Records to process:

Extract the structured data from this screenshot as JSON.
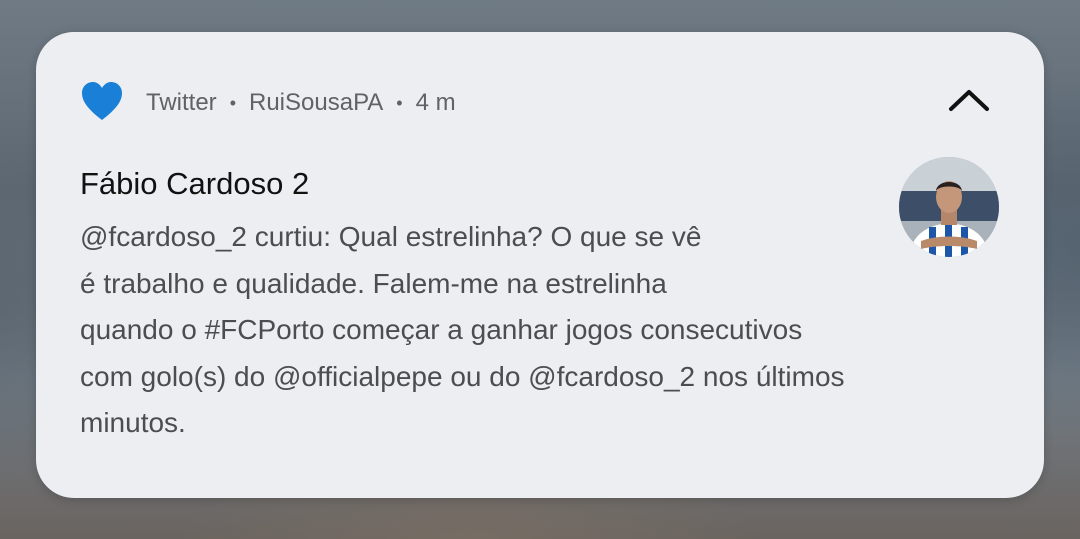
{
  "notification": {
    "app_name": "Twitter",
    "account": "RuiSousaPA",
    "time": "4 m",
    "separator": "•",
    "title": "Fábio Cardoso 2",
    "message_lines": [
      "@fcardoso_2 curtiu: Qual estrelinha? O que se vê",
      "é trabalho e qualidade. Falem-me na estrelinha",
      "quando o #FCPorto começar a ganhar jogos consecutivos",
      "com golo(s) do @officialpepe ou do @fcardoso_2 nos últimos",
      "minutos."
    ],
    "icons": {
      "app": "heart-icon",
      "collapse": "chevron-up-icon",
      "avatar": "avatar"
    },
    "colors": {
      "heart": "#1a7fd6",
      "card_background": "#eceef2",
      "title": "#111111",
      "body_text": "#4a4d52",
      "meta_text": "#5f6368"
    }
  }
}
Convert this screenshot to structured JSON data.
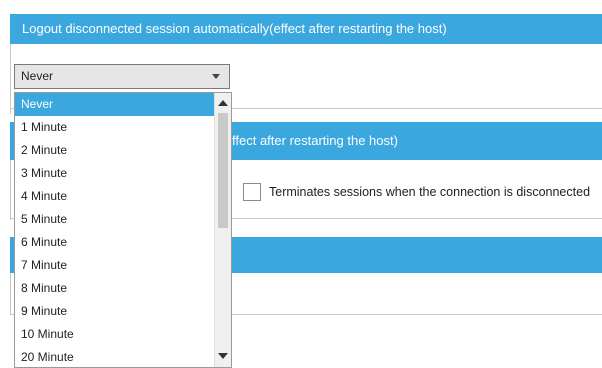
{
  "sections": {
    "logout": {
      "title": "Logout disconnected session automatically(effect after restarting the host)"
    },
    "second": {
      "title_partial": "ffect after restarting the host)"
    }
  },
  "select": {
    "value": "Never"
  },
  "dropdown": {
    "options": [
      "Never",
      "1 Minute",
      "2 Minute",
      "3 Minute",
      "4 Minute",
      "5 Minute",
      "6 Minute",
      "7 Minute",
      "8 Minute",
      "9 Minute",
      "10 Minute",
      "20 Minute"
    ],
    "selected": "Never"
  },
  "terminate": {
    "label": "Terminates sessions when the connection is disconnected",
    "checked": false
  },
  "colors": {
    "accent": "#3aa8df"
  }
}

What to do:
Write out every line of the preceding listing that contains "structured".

Task response:
Extract the structured data from this screenshot as JSON.
Convert this screenshot to structured JSON data.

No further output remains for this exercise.